This lesson is part 3 of 4 that I’ve released on the Baroque period of music. These lessons are a part of my online course, Busy Kids Do Music History.
Find Lesson 1 of the Baroque Period series here
Find Lesson 2 of the Baroque Period series here
Find Lesson 4 of the Baroque Period series here
In the last lesson, we learned about how Baroque style influenced the way instruments were used and music sounded during the Baroque years.
In this lesson, we’ll take a look at 3 of the most famous Baroque composers. We’ll learn about who their patrons were, what kind of music they wrote, and even some fun or quirky things you may not have known about them.
Continue reading “The Baroque Period: Lesson 3”
I’ve been creating video piano lesson tutorials for my online piano lessons for almost 5 years. In that time, we’ve created hundreds and hundreds of videos. Some tutorials teach the very basics of playing piano. Others are for more advanced pieces. Some are show tunes or the latest Disney song that your child is singing on repeat.
While these lessons are set up in my online memberships in a very structured way — with printable materials and theory worksheets — I also share a lot of them at no cost. If you’re following me on Facebook (or YouTube) chances are you’ve watched a few of these free piano lesson tutorials.
Because I have SO MANY piano lesson tutorials available to you, I thought I’d make them easier to find. In this post, you’ll find them categorized — with the link to view them on my Facebook page — below. Continue reading “Favorite Piano Lesson Tutorials”
Maybe you’ve heard the expression, “Repetition is the mother of all learning.”
There’s a reason for this. Repetition improves speed, increases confidence and creates neural pathways in the brain that commit that skill into memory. Once we’ve been down a pathway before, it’s easier to find the second and third and fourth time around!
Obviously, repetition is an important tool in musical learning. When my piano students are working on a piece of music, I might ask them to play a section “one more time” to help them become more fluent in a skill.
But sometimes, I can tell a student is getting frustrated or even bored if I ask him to repeat a passage of his piano piece again and again. Continue reading “Repetition in Musical Learning”
If you’ve ever watched an accomplished pianist play, you may have been amazed at the way her fingers moved quickly across the keys — even when playing a complicated piece of music. It looks so easy, doesn’t it?
If you are working with a younger beginner, however, chances are you’ve realized that there’s a lot of work that goes into building that kind of strength and dexterity in a person’s fingers! Your student may become easily frustrated when trying to play each note one-at-a-time, with a different finger. It might seem impossible for a 5-year-old to keep his fingers round and firm while striking a piano key.
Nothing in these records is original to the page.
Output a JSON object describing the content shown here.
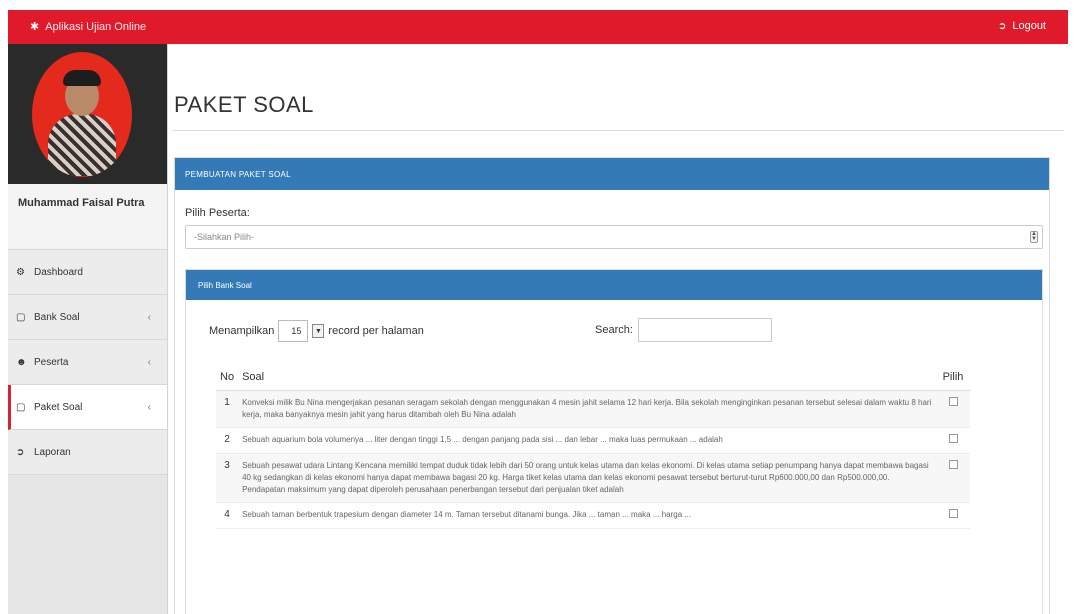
{
  "app": {
    "title": "Aplikasi Ujian Online",
    "logout_label": "Logout"
  },
  "sidebar": {
    "user_name": "Muhammad Faisal Putra",
    "items": [
      {
        "label": "Dashboard",
        "icon": "dashboard-icon",
        "has_children": false,
        "active": false
      },
      {
        "label": "Bank Soal",
        "icon": "square-icon",
        "has_children": true,
        "active": false
      },
      {
        "label": "Peserta",
        "icon": "user-icon",
        "has_children": true,
        "active": false
      },
      {
        "label": "Paket Soal",
        "icon": "square-icon",
        "has_children": true,
        "active": true
      },
      {
        "label": "Laporan",
        "icon": "signout-icon",
        "has_children": false,
        "active": false
      }
    ]
  },
  "page": {
    "title": "PAKET SOAL",
    "panel_title": "PEMBUATAN PAKET SOAL",
    "peserta_label": "Pilih Peserta:",
    "peserta_selected": "-Silahkan Pilih-",
    "bank_panel_title": "Pilih Bank Soal",
    "length_prefix": "Menampilkan",
    "length_value": "15",
    "length_suffix": "record per halaman",
    "search_label": "Search:"
  },
  "table": {
    "headers": [
      "No",
      "Soal",
      "Pilih"
    ],
    "rows": [
      {
        "no": "1",
        "soal": "Konveksi milik Bu Nina mengerjakan pesanan seragam sekolah dengan menggunakan 4 mesin jahit selama 12 hari kerja. Bila sekolah menginginkan pesanan tersebut selesai dalam waktu 8 hari kerja, maka banyaknya mesin jahit yang harus ditambah oleh Bu Nina adalah",
        "checked": false
      },
      {
        "no": "2",
        "soal": "Sebuah aquarium bola volumenya ... liter dengan tinggi 1,5 ... dengan panjang pada sisi ... dan lebar ... maka luas permukaan ... adalah",
        "checked": false
      },
      {
        "no": "3",
        "soal": "Sebuah pesawat udara Lintang Kencana memiliki tempat duduk tidak lebih dari 50 orang untuk kelas utama dan kelas ekonomi. Di kelas utama setiap penumpang hanya dapat membawa bagasi 40 kg sedangkan di kelas ekonomi hanya dapat membawa bagasi 20 kg. Harga tiket kelas utama dan kelas ekonomi pesawat tersebut berturut-turut Rp600.000,00 dan Rp500.000,00. Pendapatan maksimum yang dapat diperoleh perusahaan penerbangan tersebut dari penjualan tiket adalah",
        "checked": false
      },
      {
        "no": "4",
        "soal": "Sebuah taman berbentuk trapesium dengan diameter 14 m. Taman tersebut ditanami bunga. Jika ... taman ... maka ... harga ...",
        "checked": false
      }
    ]
  },
  "colors": {
    "accent": "#e01a2b",
    "panel": "#337ab7"
  }
}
Continue reading “Building Strength and Finger Independence”
Your student is preparing for a piano recital. You’re probably thinking, “Well, she’ll have to practice a lot!”
That’s sort of true. However, getting ready for a piano recital involves a bit more of a strategy than just additional practice. Continue reading “Preparing for A Piano Recital”
I believe piano lessons are important because learning a musical instrument has all sorts of fantastic cognitive and emotional benefits. I also believe piano lessons are important simply for the sake of learning to play a musical instrument — for adding richness, beauty and balance into a child’s life. Continue reading “Careers in Music”
As a piano teacher, I make sure my students have many opportunities to share their musical gifts through piano recitals, playing for church or school talent shows. Even with my online students, I provide an online recital hall and suggestions for holding recitals at home. But what if your student suffers from performance anxiety? Continue reading “Reducing Performance Anxiety”
Sometimes students will come to me for piano lessons with a strong ability to play by ear in place already. It could be that the student has spent time listening to favorite songs on iTunes and picking out those melodies on the piano. Alternatively, a student might hear me play a piece of music she is working on in a lesson and, rather than reading the music, rely on her memory of what the piece sounds like in order to learn it.
It can be difficult to figure out how to approach teaching a student like this piano.
Do we completely ignore theory and technique and musical scores in favor of just learning pop hits by ear?
Do we start from the very beginning and scrap all the pop music in favor of meticulous theory and music-reading? Continue reading “When a Student Can Play By Ear…”
Taking kids to the symphony is a really awesome opportunity to help them understand how relevant learning an instrument is while also gain appreciation for musicians, musical instruments and different musical styles.
I often share in my livecasts and on my blog posts how important it is to nurture love and appreciation for music in your child. What better way to do this than through a live musical performance by excellent musicians? Continue reading “Taking Kids to the Symphony”
Parents of piano students are always asking me for my best “piano practice motivator” ideas.
My number one go-to?
In this livecast, I’m going to give you TONS of actionable ways that you can help your student to develop an understanding of why learning to play the piano is a privilege. Continue reading “Piano Practice Motivator: Music Appreciation”